Only lines holding the word "Portfolio" are needed; copy each of them from the material.

| DATA UNDER STUDY |
-----

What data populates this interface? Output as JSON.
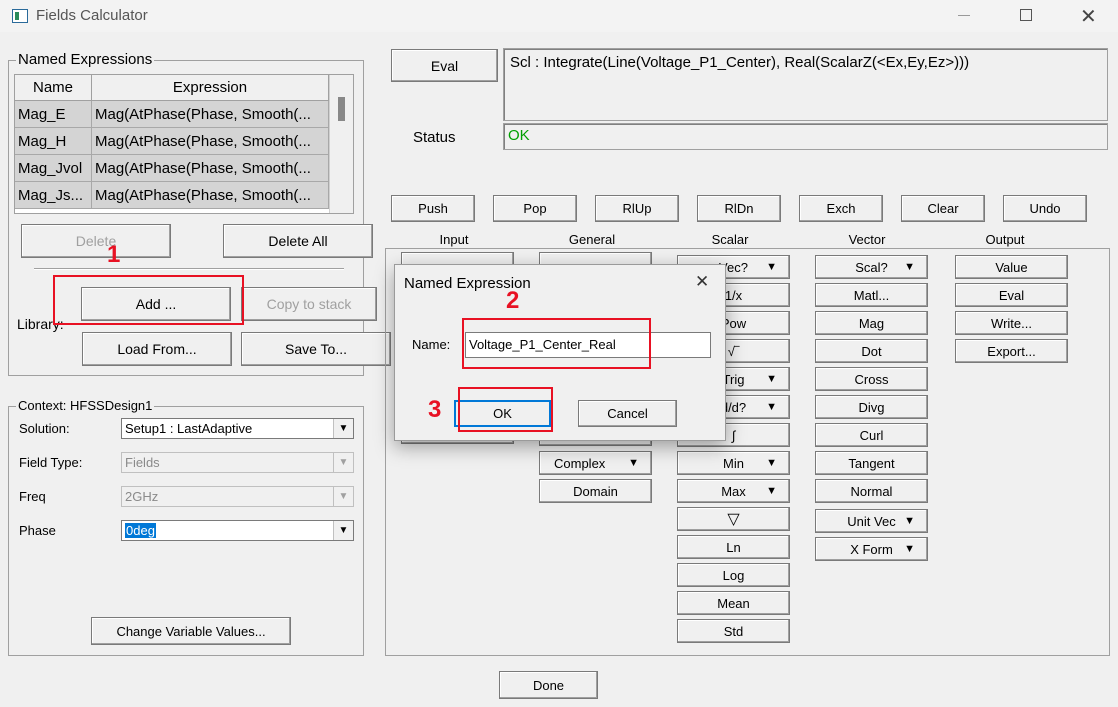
{
  "window": {
    "title": "Fields Calculator"
  },
  "named_expressions": {
    "title": "Named Expressions",
    "columns": [
      "Name",
      "Expression"
    ],
    "rows": [
      {
        "name": "Mag_E",
        "expression": "Mag(AtPhase(Phase, Smooth(..."
      },
      {
        "name": "Mag_H",
        "expression": "Mag(AtPhase(Phase, Smooth(..."
      },
      {
        "name": "Mag_Jvol",
        "expression": "Mag(AtPhase(Phase, Smooth(..."
      },
      {
        "name": "Mag_Js...",
        "expression": "Mag(AtPhase(Phase, Smooth(..."
      }
    ],
    "delete_label": "Delete",
    "delete_all_label": "Delete All",
    "add_label": "Add ...",
    "copy_label": "Copy to stack",
    "library_label": "Library:",
    "load_label": "Load From...",
    "save_label": "Save To..."
  },
  "context": {
    "title": "Context: HFSSDesign1",
    "solution_label": "Solution:",
    "solution_value": "Setup1 : LastAdaptive",
    "fieldtype_label": "Field Type:",
    "fieldtype_value": "Fields",
    "freq_label": "Freq",
    "freq_value": "2GHz",
    "phase_label": "Phase",
    "phase_value": "0deg",
    "change_label": "Change Variable Values..."
  },
  "eval": {
    "button": "Eval",
    "expression": "Scl : Integrate(Line(Voltage_P1_Center), Real(ScalarZ(<Ex,Ey,Ez>)))",
    "status_label": "Status",
    "status_value": "OK"
  },
  "stack_buttons": [
    "Push",
    "Pop",
    "RlUp",
    "RlDn",
    "Exch",
    "Clear",
    "Undo"
  ],
  "sections": {
    "input": "Input",
    "general": "General",
    "scalar": "Scalar",
    "vector": "Vector",
    "output": "Output"
  },
  "general_buttons": [
    "Complex",
    "Domain"
  ],
  "scalar_top": [
    "Vec?",
    "1/x",
    "Pow",
    "√‾",
    "Trig",
    "d/d?",
    "∫"
  ],
  "scalar_buttons": [
    "Min",
    "Max",
    "▽",
    "Ln",
    "Log",
    "Mean",
    "Std"
  ],
  "vector_buttons": [
    "Scal?",
    "Matl...",
    "Mag",
    "Dot",
    "Cross",
    "Divg",
    "Curl",
    "Tangent",
    "Normal",
    "Unit Vec",
    "X Form"
  ],
  "output_buttons": [
    "Value",
    "Eval",
    "Write...",
    "Export..."
  ],
  "dialog": {
    "title": "Named Expression",
    "name_label": "Name:",
    "name_value": "Voltage_P1_Center_Real",
    "ok_label": "OK",
    "cancel_label": "Cancel"
  },
  "done_label": "Done",
  "annotations": [
    "1",
    "2",
    "3"
  ],
  "colors": {
    "status_ok": "#00a000",
    "annotation": "#e81123",
    "selection": "#0078d7"
  }
}
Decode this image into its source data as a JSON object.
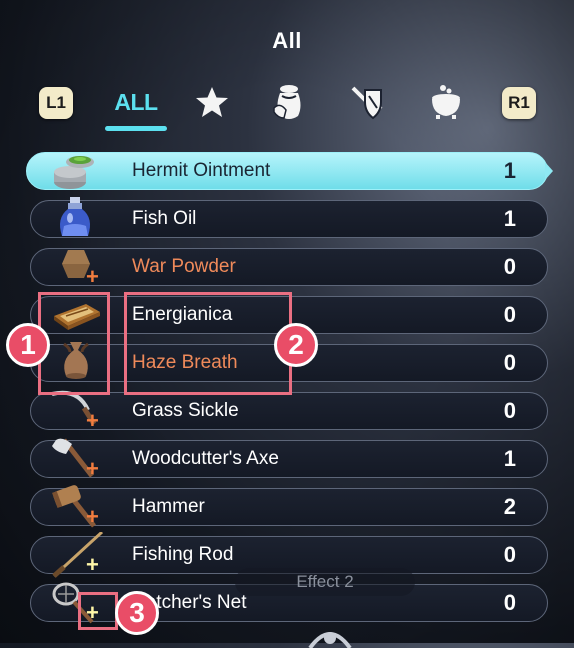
{
  "header": {
    "title": "All"
  },
  "tabs": {
    "left_button": "L1",
    "right_button": "R1",
    "all_label": "ALL",
    "icons": [
      "star-icon",
      "pouch-icon",
      "sword-shield-icon",
      "cauldron-icon"
    ]
  },
  "items": [
    {
      "name": "Hermit Ointment",
      "qty": "1",
      "name_color": "white",
      "selected": true,
      "icon": "ointment-jar-icon",
      "plus": ""
    },
    {
      "name": "Fish Oil",
      "qty": "1",
      "name_color": "white",
      "selected": false,
      "icon": "potion-bottle-icon",
      "plus": ""
    },
    {
      "name": "War Powder",
      "qty": "0",
      "name_color": "orange",
      "selected": false,
      "icon": "powder-icon",
      "plus": "orange"
    },
    {
      "name": "Energianica",
      "qty": "0",
      "name_color": "white",
      "selected": false,
      "icon": "box-icon",
      "plus": ""
    },
    {
      "name": "Haze Breath",
      "qty": "0",
      "name_color": "orange",
      "selected": false,
      "icon": "vase-icon",
      "plus": ""
    },
    {
      "name": "Grass Sickle",
      "qty": "0",
      "name_color": "white",
      "selected": false,
      "icon": "sickle-icon",
      "plus": "orange"
    },
    {
      "name": "Woodcutter's Axe",
      "qty": "1",
      "name_color": "white",
      "selected": false,
      "icon": "axe-icon",
      "plus": "orange"
    },
    {
      "name": "Hammer",
      "qty": "2",
      "name_color": "white",
      "selected": false,
      "icon": "hammer-icon",
      "plus": "orange"
    },
    {
      "name": "Fishing Rod",
      "qty": "0",
      "name_color": "white",
      "selected": false,
      "icon": "fishing-rod-icon",
      "plus": "yellow"
    },
    {
      "name": "Catcher's Net",
      "qty": "0",
      "name_color": "white",
      "selected": false,
      "icon": "net-icon",
      "plus": "yellow"
    }
  ],
  "plus_symbol": "+",
  "callouts": [
    "1",
    "2",
    "3"
  ],
  "effect_label": "Effect 2",
  "colors": {
    "accent": "#5ce0ef",
    "callout": "#e94d67",
    "orange_text": "#ef8a5a",
    "plus_orange": "#f27d3f",
    "plus_yellow": "#fff7a8"
  }
}
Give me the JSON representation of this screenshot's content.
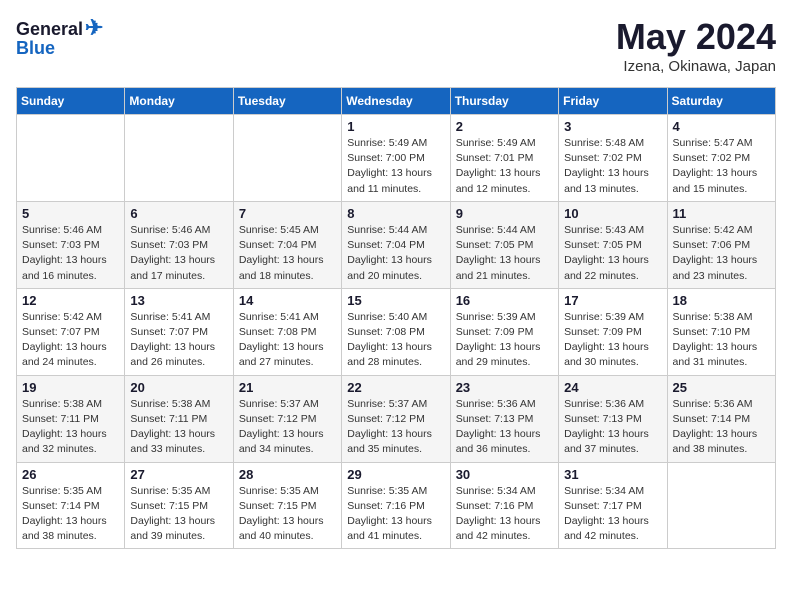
{
  "header": {
    "logo_general": "General",
    "logo_blue": "Blue",
    "month_title": "May 2024",
    "location": "Izena, Okinawa, Japan"
  },
  "weekdays": [
    "Sunday",
    "Monday",
    "Tuesday",
    "Wednesday",
    "Thursday",
    "Friday",
    "Saturday"
  ],
  "weeks": [
    [
      {
        "day": "",
        "info": ""
      },
      {
        "day": "",
        "info": ""
      },
      {
        "day": "",
        "info": ""
      },
      {
        "day": "1",
        "info": "Sunrise: 5:49 AM\nSunset: 7:00 PM\nDaylight: 13 hours\nand 11 minutes."
      },
      {
        "day": "2",
        "info": "Sunrise: 5:49 AM\nSunset: 7:01 PM\nDaylight: 13 hours\nand 12 minutes."
      },
      {
        "day": "3",
        "info": "Sunrise: 5:48 AM\nSunset: 7:02 PM\nDaylight: 13 hours\nand 13 minutes."
      },
      {
        "day": "4",
        "info": "Sunrise: 5:47 AM\nSunset: 7:02 PM\nDaylight: 13 hours\nand 15 minutes."
      }
    ],
    [
      {
        "day": "5",
        "info": "Sunrise: 5:46 AM\nSunset: 7:03 PM\nDaylight: 13 hours\nand 16 minutes."
      },
      {
        "day": "6",
        "info": "Sunrise: 5:46 AM\nSunset: 7:03 PM\nDaylight: 13 hours\nand 17 minutes."
      },
      {
        "day": "7",
        "info": "Sunrise: 5:45 AM\nSunset: 7:04 PM\nDaylight: 13 hours\nand 18 minutes."
      },
      {
        "day": "8",
        "info": "Sunrise: 5:44 AM\nSunset: 7:04 PM\nDaylight: 13 hours\nand 20 minutes."
      },
      {
        "day": "9",
        "info": "Sunrise: 5:44 AM\nSunset: 7:05 PM\nDaylight: 13 hours\nand 21 minutes."
      },
      {
        "day": "10",
        "info": "Sunrise: 5:43 AM\nSunset: 7:05 PM\nDaylight: 13 hours\nand 22 minutes."
      },
      {
        "day": "11",
        "info": "Sunrise: 5:42 AM\nSunset: 7:06 PM\nDaylight: 13 hours\nand 23 minutes."
      }
    ],
    [
      {
        "day": "12",
        "info": "Sunrise: 5:42 AM\nSunset: 7:07 PM\nDaylight: 13 hours\nand 24 minutes."
      },
      {
        "day": "13",
        "info": "Sunrise: 5:41 AM\nSunset: 7:07 PM\nDaylight: 13 hours\nand 26 minutes."
      },
      {
        "day": "14",
        "info": "Sunrise: 5:41 AM\nSunset: 7:08 PM\nDaylight: 13 hours\nand 27 minutes."
      },
      {
        "day": "15",
        "info": "Sunrise: 5:40 AM\nSunset: 7:08 PM\nDaylight: 13 hours\nand 28 minutes."
      },
      {
        "day": "16",
        "info": "Sunrise: 5:39 AM\nSunset: 7:09 PM\nDaylight: 13 hours\nand 29 minutes."
      },
      {
        "day": "17",
        "info": "Sunrise: 5:39 AM\nSunset: 7:09 PM\nDaylight: 13 hours\nand 30 minutes."
      },
      {
        "day": "18",
        "info": "Sunrise: 5:38 AM\nSunset: 7:10 PM\nDaylight: 13 hours\nand 31 minutes."
      }
    ],
    [
      {
        "day": "19",
        "info": "Sunrise: 5:38 AM\nSunset: 7:11 PM\nDaylight: 13 hours\nand 32 minutes."
      },
      {
        "day": "20",
        "info": "Sunrise: 5:38 AM\nSunset: 7:11 PM\nDaylight: 13 hours\nand 33 minutes."
      },
      {
        "day": "21",
        "info": "Sunrise: 5:37 AM\nSunset: 7:12 PM\nDaylight: 13 hours\nand 34 minutes."
      },
      {
        "day": "22",
        "info": "Sunrise: 5:37 AM\nSunset: 7:12 PM\nDaylight: 13 hours\nand 35 minutes."
      },
      {
        "day": "23",
        "info": "Sunrise: 5:36 AM\nSunset: 7:13 PM\nDaylight: 13 hours\nand 36 minutes."
      },
      {
        "day": "24",
        "info": "Sunrise: 5:36 AM\nSunset: 7:13 PM\nDaylight: 13 hours\nand 37 minutes."
      },
      {
        "day": "25",
        "info": "Sunrise: 5:36 AM\nSunset: 7:14 PM\nDaylight: 13 hours\nand 38 minutes."
      }
    ],
    [
      {
        "day": "26",
        "info": "Sunrise: 5:35 AM\nSunset: 7:14 PM\nDaylight: 13 hours\nand 38 minutes."
      },
      {
        "day": "27",
        "info": "Sunrise: 5:35 AM\nSunset: 7:15 PM\nDaylight: 13 hours\nand 39 minutes."
      },
      {
        "day": "28",
        "info": "Sunrise: 5:35 AM\nSunset: 7:15 PM\nDaylight: 13 hours\nand 40 minutes."
      },
      {
        "day": "29",
        "info": "Sunrise: 5:35 AM\nSunset: 7:16 PM\nDaylight: 13 hours\nand 41 minutes."
      },
      {
        "day": "30",
        "info": "Sunrise: 5:34 AM\nSunset: 7:16 PM\nDaylight: 13 hours\nand 42 minutes."
      },
      {
        "day": "31",
        "info": "Sunrise: 5:34 AM\nSunset: 7:17 PM\nDaylight: 13 hours\nand 42 minutes."
      },
      {
        "day": "",
        "info": ""
      }
    ]
  ]
}
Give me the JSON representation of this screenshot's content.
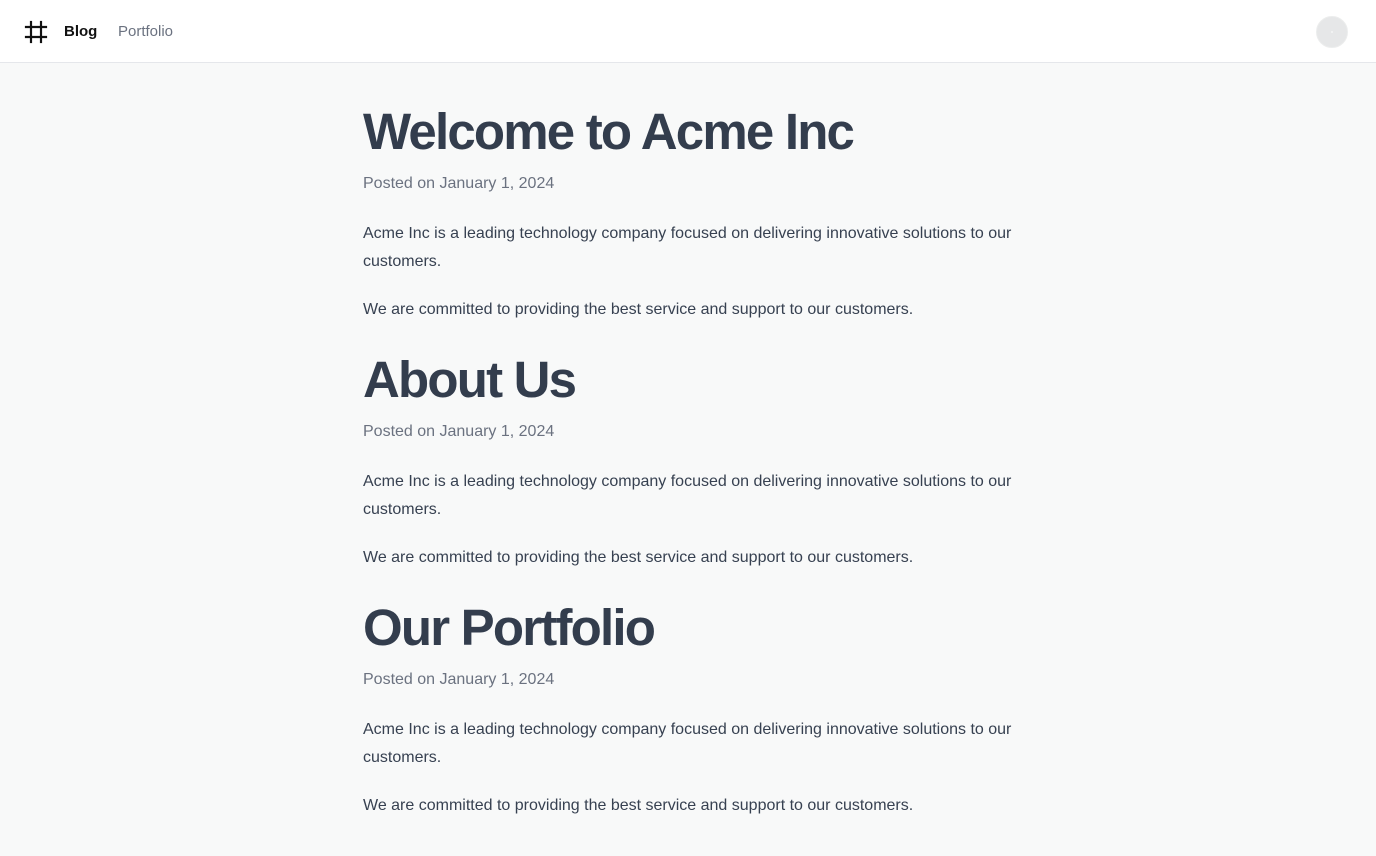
{
  "nav": {
    "logo_icon": "hashtag-icon",
    "links": [
      {
        "label": "Blog"
      },
      {
        "label": "Portfolio"
      }
    ],
    "avatar_icon": "user-avatar"
  },
  "colors": {
    "page_background": "#f8f9f9",
    "header_background": "#ffffff",
    "heading": "#333d4d",
    "body_text": "#374151",
    "muted_text": "#6b7280"
  },
  "articles": [
    {
      "title": "Welcome to Acme Inc",
      "date": "Posted on January 1, 2024",
      "paragraphs": [
        "Acme Inc is a leading technology company focused on delivering innovative solutions to our customers.",
        "We are committed to providing the best service and support to our customers."
      ]
    },
    {
      "title": "About Us",
      "date": "Posted on January 1, 2024",
      "paragraphs": [
        "Acme Inc is a leading technology company focused on delivering innovative solutions to our customers.",
        "We are committed to providing the best service and support to our customers."
      ]
    },
    {
      "title": "Our Portfolio",
      "date": "Posted on January 1, 2024",
      "paragraphs": [
        "Acme Inc is a leading technology company focused on delivering innovative solutions to our customers.",
        "We are committed to providing the best service and support to our customers."
      ]
    }
  ]
}
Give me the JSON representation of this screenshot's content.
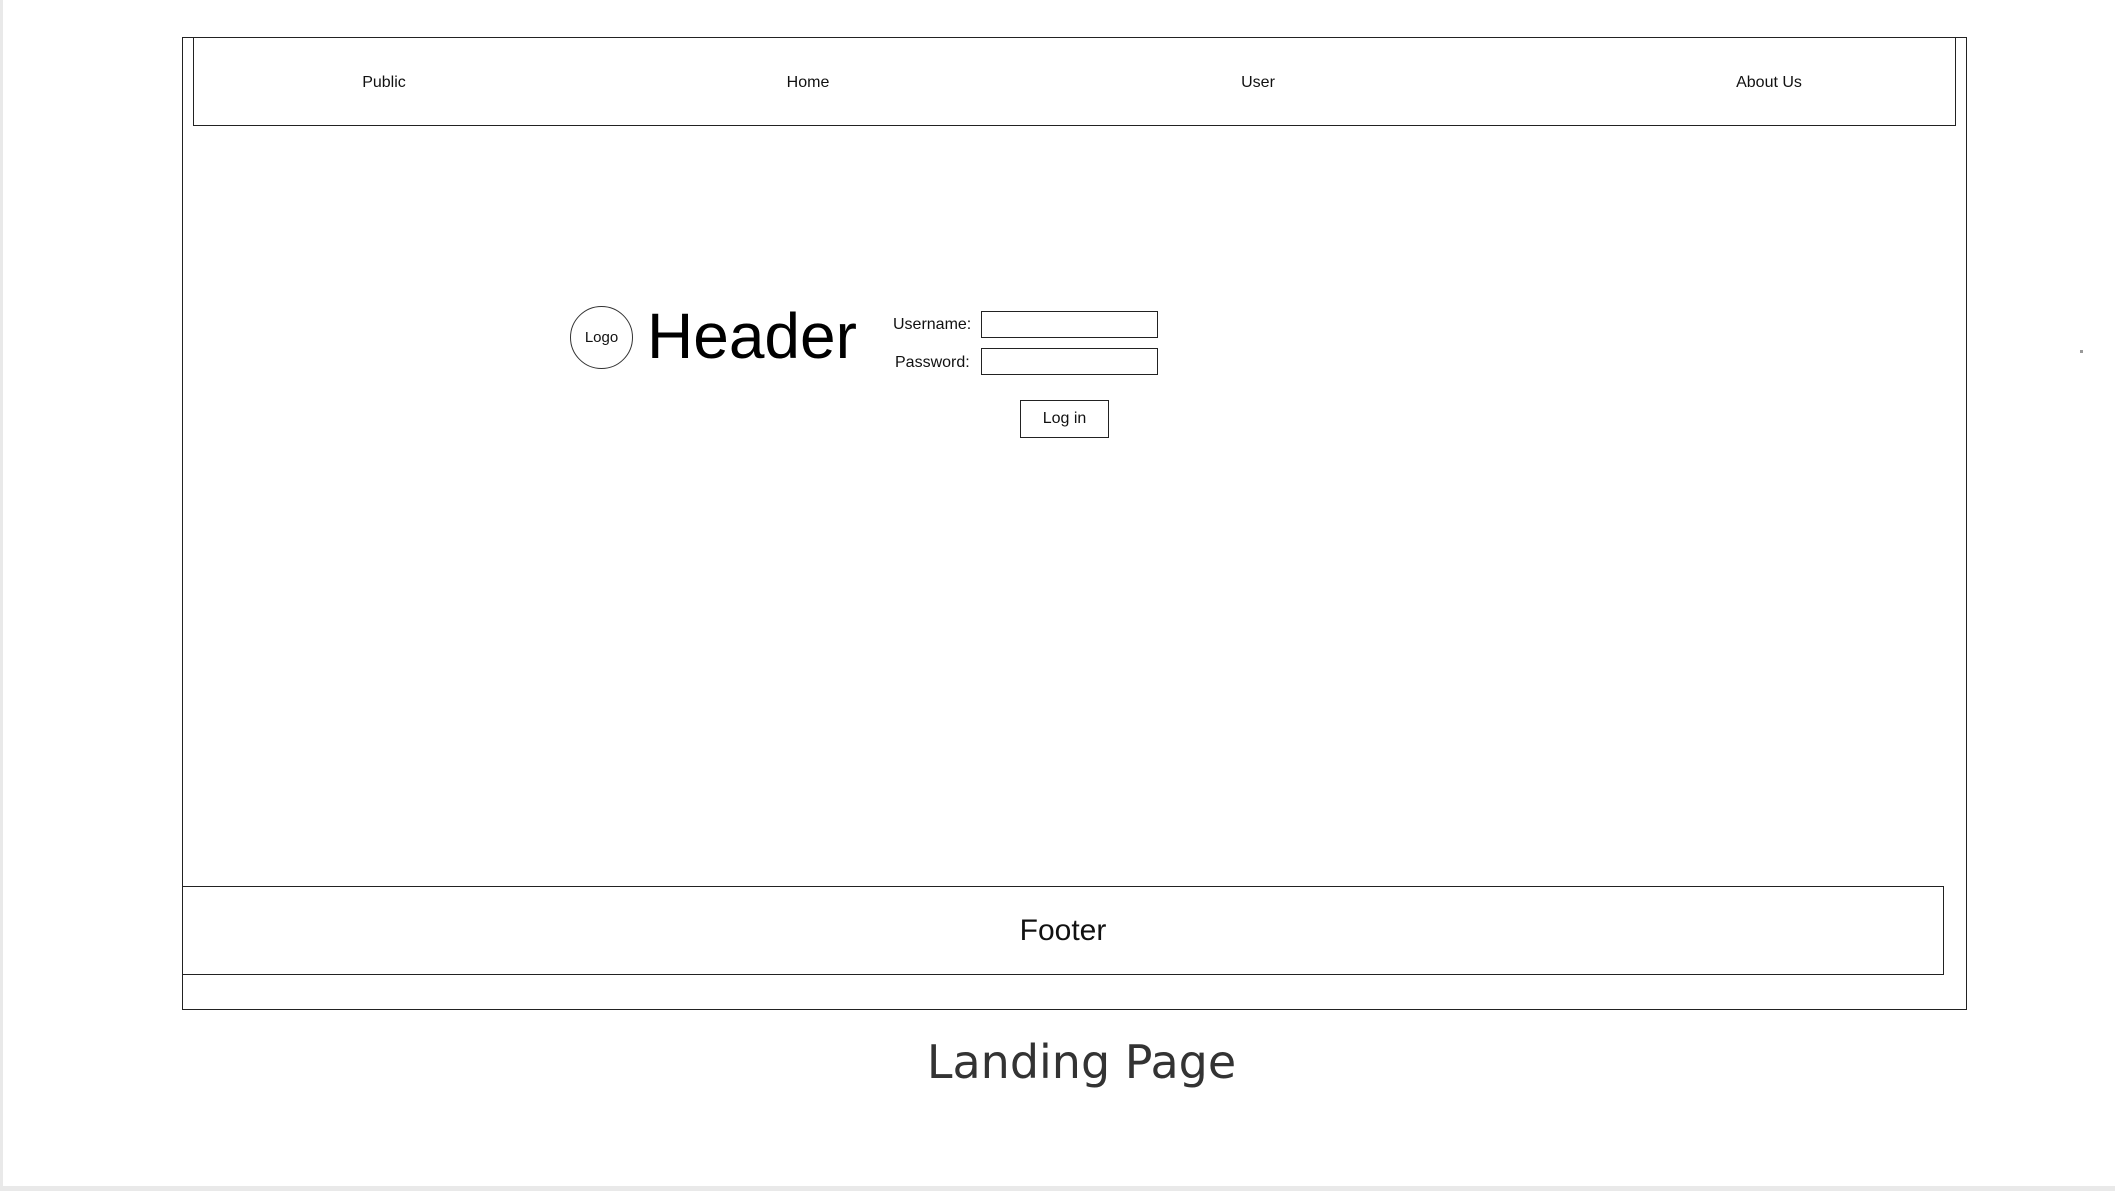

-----

| FINAL ANSWER |
        "label": "Portfolio"
      "title": "Our Portfolio",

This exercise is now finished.